There’s an extra layer here. A great deal of Americans, including many who disapprove of Trump’s immigration policies, will never be personally affected by these policies. A continuation of these policies will be a disaster to undocumented immigrants, but will have no impact on the lives of the vast majority of Americans, meaning that many folks who would prefer a more humane immigration policy will still be able to shrug off these abuses against immigrants. On the other hand, the economy affects every American directly. Appearing to be an economic failure is probably the most potent poison pill for any politician.

So Trump, like Bibi, understands that the way to win is by offering your base red meat and shifting the conversation to something he’s comfortable talking about. Democrats are on much more uneven footing when it comes to immigration. None of them have policies as narratively succinct as “Build the Wall.” Sure, they’ll talk about comprehensive immigration reform, but few people will have an intuitive sense of what that actually means in practice.

On immigration, Trump will look like the visionary proposing bold ideas, and Democrats will look like feckless, waffling elites. On the economy, we’ve got the exact opposite situation: Democrats will be fighting on their home turf and proposing big, easily digestible, and extremely popular ideas like raising the minimum wage to $15 an hour and making the rich pay more in taxes.

So the Israeli left has a lot to learn from the American left, namely, that the key to gaining and retaining power is to build a broad multicultural coalition. And the American left has a lot to learn from the Bibi-Trump style of politics, specifically, the idea that running on positions that are seen as more “extreme” and giving your base red meat is a surprisingly wise strategy.

It’s a strategy they’ll need to work on countering now before “King Bibi” in Israel becomes “King Trump” here.

Alec Ewig is the Director of Data and Analytics at J Street

A message from our editor-in-chief Jodi Rudoren

We're building on 127 years of independent journalism to help you develop deeper connections to what it means to be Jewish today.

With so much at stake for the Jewish people right now — war, rising antisemitism, a high-stakes U.S. presidential election — American Jews depend on the Forward's perspective, integrity and courage.

—  Jodi Rudoren, Editor-in-Chief 

Join our mission to tell the Jewish story fully and fairly.

Republish This Story

Please read before republishing

We’re happy to make this story available to republish for free, unless it originated with JTA, Haaretz or another publication (as indicated on the article) and as long as you follow our guidelines.
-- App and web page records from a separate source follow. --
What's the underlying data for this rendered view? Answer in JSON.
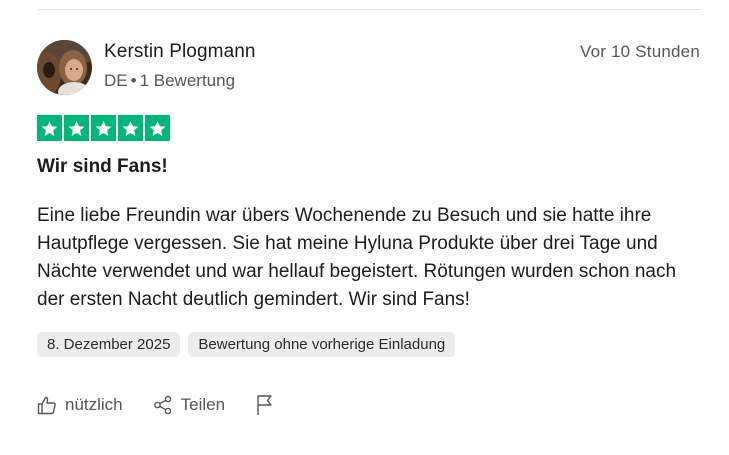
{
  "review": {
    "author": "Kerstin Plogmann",
    "country": "DE",
    "separator": "•",
    "review_count": "1 Bewertung",
    "relative_time": "Vor 10 Stunden",
    "rating": 5,
    "title": "Wir sind Fans!",
    "body": "Eine liebe Freundin war übers Wochenende zu Besuch und sie hatte ihre Hautpflege vergessen. Sie hat meine Hyluna Produkte über drei Tage und Nächte verwendet und war hellauf begeistert. Rötungen wurden schon nach der ersten Nacht deutlich gemindert. Wir sind Fans!",
    "tags": [
      "8. Dezember 2025",
      "Bewertung ohne vorherige Einladung"
    ]
  },
  "actions": {
    "useful_label": "nützlich",
    "share_label": "Teilen",
    "useful_icon": "thumbs-up-icon",
    "share_icon": "share-icon",
    "flag_icon": "flag-icon"
  },
  "colors": {
    "star_bg": "#00b67a",
    "tag_bg": "#ececec",
    "muted_text": "#555555"
  }
}
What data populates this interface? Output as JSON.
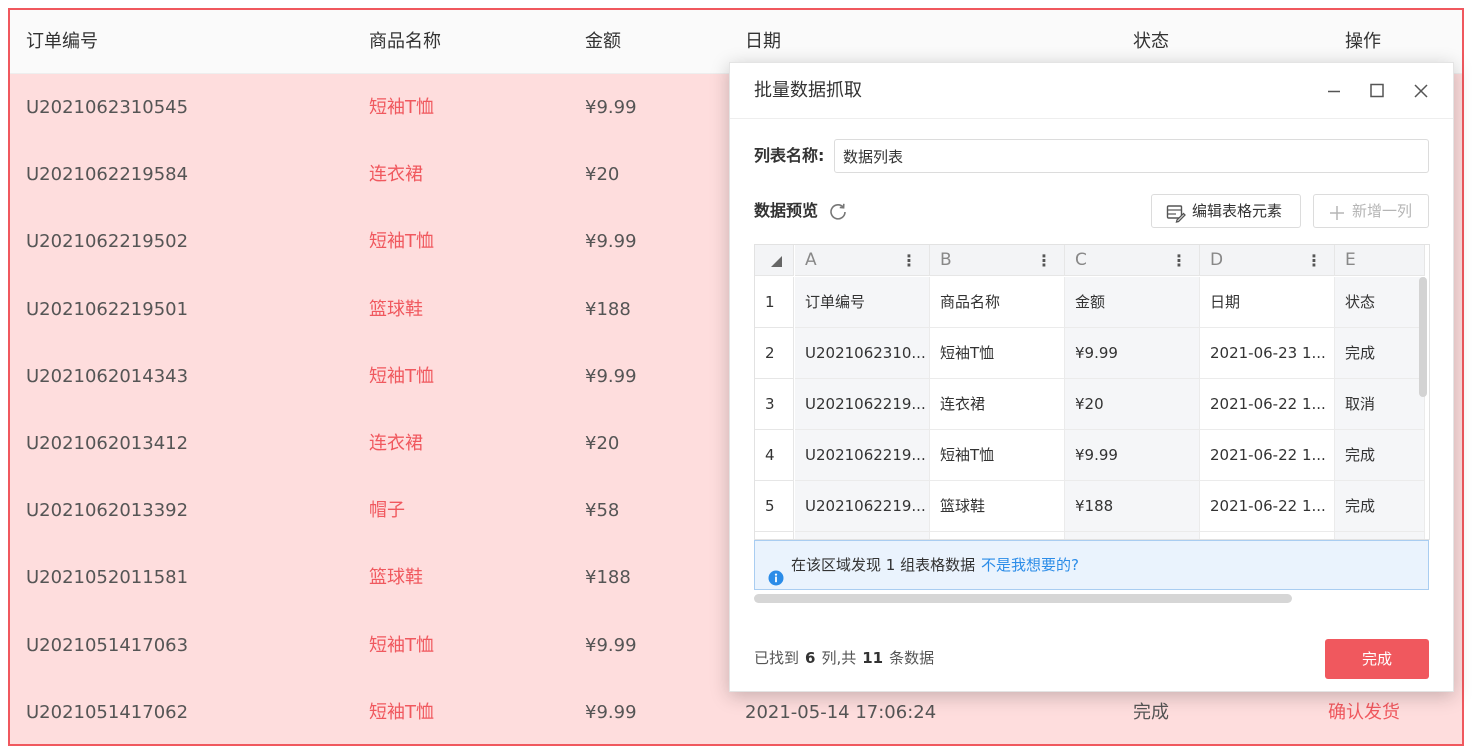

You must credit the Forward, retain our pixel and preserve our canonical link in Google search.  See our full guidelines for more information, and this guide for detail about canonical URLs.

To republish, copy the HTML by clicking on the yellow button to the right; it includes our tracking pixel, all paragraph styles and hyperlinks, the author byline and credit to the Forward. It does not include images; to avoid copyright violations, you must add them manually, following our guidelines. Please email us at [email protected], subject line “republish,” with any questions or to let us know what stories you’re picking up.

We don't support Internet Explorer

Please use Chrome, Safari, Firefox, or Edge to view this site.